By Leon Suprenant | December 4, 2007
In recent weeks I have reluctantly criticized the bishops’ new website on marriage for, among other things, recommending as a marriage resource a book by dissident theologian Richard Gaillardetz. I also raised these concerns with a few of the bishops who serve on the Marriage and Family Committee of the USCCB, who said they would look into this.
Apparently they have.
Last week a friend emailed me to tell me that the review of Dr. Gaillardetz’ book A Daring Promise: A Spirituality of Marriage in the “Book of the Month” section of the website has been removed. This development was also recently reported by The Curt Jester.

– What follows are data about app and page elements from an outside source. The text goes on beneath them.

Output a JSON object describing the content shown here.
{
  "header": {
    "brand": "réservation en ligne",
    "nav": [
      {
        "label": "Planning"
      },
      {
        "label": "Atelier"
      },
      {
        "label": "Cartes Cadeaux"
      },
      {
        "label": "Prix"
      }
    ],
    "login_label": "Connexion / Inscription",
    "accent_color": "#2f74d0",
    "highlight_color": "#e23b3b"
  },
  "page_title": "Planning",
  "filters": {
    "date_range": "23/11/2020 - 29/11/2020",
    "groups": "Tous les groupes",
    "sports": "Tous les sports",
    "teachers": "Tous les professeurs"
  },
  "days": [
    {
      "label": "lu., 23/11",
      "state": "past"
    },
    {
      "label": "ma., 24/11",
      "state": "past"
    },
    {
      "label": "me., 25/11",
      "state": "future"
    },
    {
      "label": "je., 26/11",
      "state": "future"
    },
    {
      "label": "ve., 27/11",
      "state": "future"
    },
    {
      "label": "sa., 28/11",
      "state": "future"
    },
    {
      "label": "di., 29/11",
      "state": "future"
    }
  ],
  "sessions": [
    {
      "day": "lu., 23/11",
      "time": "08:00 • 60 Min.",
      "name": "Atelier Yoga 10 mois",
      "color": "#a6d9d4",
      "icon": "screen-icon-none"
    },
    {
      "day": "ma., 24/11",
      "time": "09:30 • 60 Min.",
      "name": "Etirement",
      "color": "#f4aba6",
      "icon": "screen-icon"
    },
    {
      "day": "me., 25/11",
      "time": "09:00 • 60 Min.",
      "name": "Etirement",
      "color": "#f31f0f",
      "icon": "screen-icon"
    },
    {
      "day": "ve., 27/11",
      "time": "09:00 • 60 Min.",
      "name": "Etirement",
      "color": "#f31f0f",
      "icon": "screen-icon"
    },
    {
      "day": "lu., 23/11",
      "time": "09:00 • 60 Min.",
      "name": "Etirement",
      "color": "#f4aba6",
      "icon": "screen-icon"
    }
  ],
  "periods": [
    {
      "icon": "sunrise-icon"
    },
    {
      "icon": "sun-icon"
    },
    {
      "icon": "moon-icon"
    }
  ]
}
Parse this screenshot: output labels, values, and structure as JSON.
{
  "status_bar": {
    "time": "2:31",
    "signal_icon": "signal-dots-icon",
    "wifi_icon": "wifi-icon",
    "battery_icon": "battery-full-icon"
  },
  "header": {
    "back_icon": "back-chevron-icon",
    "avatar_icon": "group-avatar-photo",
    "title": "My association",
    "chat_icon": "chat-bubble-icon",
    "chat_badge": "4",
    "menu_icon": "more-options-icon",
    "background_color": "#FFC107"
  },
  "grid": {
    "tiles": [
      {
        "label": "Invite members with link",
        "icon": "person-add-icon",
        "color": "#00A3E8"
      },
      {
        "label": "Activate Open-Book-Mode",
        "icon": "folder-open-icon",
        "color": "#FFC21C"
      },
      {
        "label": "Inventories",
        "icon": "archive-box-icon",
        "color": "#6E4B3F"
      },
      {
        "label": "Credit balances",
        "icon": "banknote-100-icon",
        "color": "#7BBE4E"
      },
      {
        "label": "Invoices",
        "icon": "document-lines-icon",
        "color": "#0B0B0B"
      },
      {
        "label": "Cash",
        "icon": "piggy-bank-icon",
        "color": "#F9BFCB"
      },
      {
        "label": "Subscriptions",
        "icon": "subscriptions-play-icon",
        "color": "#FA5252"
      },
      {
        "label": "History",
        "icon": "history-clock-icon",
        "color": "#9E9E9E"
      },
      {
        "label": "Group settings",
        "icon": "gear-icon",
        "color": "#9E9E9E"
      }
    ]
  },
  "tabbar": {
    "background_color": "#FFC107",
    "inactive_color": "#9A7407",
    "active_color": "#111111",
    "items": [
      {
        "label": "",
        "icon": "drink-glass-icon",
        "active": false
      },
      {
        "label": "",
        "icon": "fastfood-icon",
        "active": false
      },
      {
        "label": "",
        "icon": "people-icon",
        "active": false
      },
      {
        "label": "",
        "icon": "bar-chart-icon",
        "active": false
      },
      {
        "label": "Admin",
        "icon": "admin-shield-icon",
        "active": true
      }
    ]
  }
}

This is an encouraging development, but it reflects only a partial resolution of the difficulty. Dr. Gaillardetz’ book is still included on a short list of four books recommended for couples who are preparing for marriage, as well as on a longer list of marriage resources that seems to eschew Catholic publishers known for their orthodoxy (e.g., Ignatius Press, Emmaus Road, Our Sunday Visitor, Sophia Press, etc.), favoring publishers that are either “progressively Catholic,” Protestant, or secular. It’s not that the latter can’t publish books that are worthwhile, but the selections taken as a whole are a bit curious, to say the least.
In addition, I understand that there is still no mention on the website that contraception is a serious sin or, as the Catechism (no. 2370) puts it, “intrinsically evil.” I also could find no mention in the cohabitation section that flat out advises that premarital intercourse is a sin. Instead, it merely states that sex outside of marriage “cannot express what God intended” and “says something false.” True, but on something this fundamentally important, we need things spelled out more clearly, especially when we have teachers like Dr. Gaillardetz who offer ambiguity rather than orthodoxy. In my opinion, it’s a toxic brew.
As noted previously, the “For Your Marriage” site has tremendous potential, and even now has many good and helpful features. Plus, the bishops who serve on the committee that is ultimately responsible for the site are terrific shepherds in their own right who have done much to strengthen marriage in their own dioceses. So, I think there is good reason to be optimistic that further improvements to the site are in the offing. Stay tuned . . .